Historic photographs of Coppin’s interior assisted designers in the renovation of the building into a hotel. For example, large display cases which once wrapped around numerous octagonal columns on the First Floor have been replaced with equally long dining tables in the restaurant. Incidentally in honor of the building’s heritage, the Dining Room is named after Coppin’s which features delicious, inspired, innovative cuisine.
Nearby to the right of the Reception Desk is a display boutique celebrating the history of merchandise sold at Coppin’s Department Store. This attention to detail is pervasive and allows Hotel Covington to be truly unique.

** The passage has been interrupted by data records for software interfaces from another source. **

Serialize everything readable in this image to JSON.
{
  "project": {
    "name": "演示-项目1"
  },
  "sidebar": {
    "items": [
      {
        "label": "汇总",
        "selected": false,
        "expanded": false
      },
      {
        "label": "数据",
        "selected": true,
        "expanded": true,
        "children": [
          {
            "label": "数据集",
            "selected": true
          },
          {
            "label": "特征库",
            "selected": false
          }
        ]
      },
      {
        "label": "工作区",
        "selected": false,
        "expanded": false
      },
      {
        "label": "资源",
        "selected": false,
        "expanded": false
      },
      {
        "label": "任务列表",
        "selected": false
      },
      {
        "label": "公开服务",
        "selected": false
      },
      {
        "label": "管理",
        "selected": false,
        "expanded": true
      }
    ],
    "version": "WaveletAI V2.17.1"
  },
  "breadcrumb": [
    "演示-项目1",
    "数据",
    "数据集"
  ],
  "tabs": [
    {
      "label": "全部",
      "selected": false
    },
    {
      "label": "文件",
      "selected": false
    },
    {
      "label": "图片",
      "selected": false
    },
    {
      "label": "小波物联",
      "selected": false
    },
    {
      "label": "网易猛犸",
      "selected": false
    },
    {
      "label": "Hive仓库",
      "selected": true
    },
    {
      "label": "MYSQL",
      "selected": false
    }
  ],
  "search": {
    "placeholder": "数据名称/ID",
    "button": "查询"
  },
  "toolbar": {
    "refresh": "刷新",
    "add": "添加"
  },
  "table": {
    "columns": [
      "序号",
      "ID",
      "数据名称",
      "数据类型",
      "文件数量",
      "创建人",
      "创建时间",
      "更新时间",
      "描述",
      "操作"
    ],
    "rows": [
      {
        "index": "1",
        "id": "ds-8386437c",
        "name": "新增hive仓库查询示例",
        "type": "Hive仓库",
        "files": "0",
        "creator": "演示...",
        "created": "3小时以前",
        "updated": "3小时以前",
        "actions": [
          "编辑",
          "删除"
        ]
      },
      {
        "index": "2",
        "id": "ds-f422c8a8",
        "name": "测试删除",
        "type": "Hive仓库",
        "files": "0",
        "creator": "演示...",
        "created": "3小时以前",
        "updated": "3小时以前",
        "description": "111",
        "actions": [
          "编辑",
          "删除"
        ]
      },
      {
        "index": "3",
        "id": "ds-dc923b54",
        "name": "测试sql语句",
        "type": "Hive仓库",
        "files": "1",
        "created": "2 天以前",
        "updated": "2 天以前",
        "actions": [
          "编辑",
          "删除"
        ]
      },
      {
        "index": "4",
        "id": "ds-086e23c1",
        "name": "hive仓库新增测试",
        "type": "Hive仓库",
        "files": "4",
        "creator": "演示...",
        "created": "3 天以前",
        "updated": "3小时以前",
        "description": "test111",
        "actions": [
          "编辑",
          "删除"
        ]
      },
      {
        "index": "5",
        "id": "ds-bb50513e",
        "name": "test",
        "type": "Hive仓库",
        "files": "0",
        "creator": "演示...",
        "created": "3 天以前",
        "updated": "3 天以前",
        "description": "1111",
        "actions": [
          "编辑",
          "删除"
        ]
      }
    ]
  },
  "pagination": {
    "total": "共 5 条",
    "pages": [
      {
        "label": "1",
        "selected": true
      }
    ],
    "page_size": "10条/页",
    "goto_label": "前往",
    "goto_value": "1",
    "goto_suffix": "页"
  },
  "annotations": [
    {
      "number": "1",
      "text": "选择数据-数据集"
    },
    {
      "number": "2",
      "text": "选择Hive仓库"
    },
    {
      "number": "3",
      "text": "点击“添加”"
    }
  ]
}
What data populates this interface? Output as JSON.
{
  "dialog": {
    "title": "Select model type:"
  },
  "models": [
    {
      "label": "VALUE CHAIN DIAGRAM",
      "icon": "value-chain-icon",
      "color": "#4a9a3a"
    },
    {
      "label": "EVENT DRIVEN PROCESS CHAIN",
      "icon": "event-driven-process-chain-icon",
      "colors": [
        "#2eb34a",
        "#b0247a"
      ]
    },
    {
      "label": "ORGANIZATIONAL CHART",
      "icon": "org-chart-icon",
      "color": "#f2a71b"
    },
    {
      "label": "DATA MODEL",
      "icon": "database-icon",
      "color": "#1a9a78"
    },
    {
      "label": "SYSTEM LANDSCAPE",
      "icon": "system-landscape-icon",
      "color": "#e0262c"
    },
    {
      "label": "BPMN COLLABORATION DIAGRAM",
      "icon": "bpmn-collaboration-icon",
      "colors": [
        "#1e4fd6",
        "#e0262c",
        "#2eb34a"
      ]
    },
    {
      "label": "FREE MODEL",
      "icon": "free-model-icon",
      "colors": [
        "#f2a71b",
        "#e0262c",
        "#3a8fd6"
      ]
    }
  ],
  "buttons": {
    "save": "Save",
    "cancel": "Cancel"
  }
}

Bricks and mortar, fine furnishings, and even great cuisine can be no substitute for a talented and attentive staff, which is led by General Manager Jack Olshan. As a third generation hotelier, he received years of excellent training and knowledge at one of America’s oldest and finest resorts, The Greenbrier of White Sulphur Springs, West Virginia, before assuming his current role. Hotel Covington is most fortunate to have Mr. Olshan at the helm guiding it skillfully.
A New Year’s resolution worth keeping should be to treat ourselves to an overnight stay at this fine establishment. Why should out-of-town travelers be the only ones to experience and enjoy the pleasures of Hotel Covington?
–Stewart S. Maxwell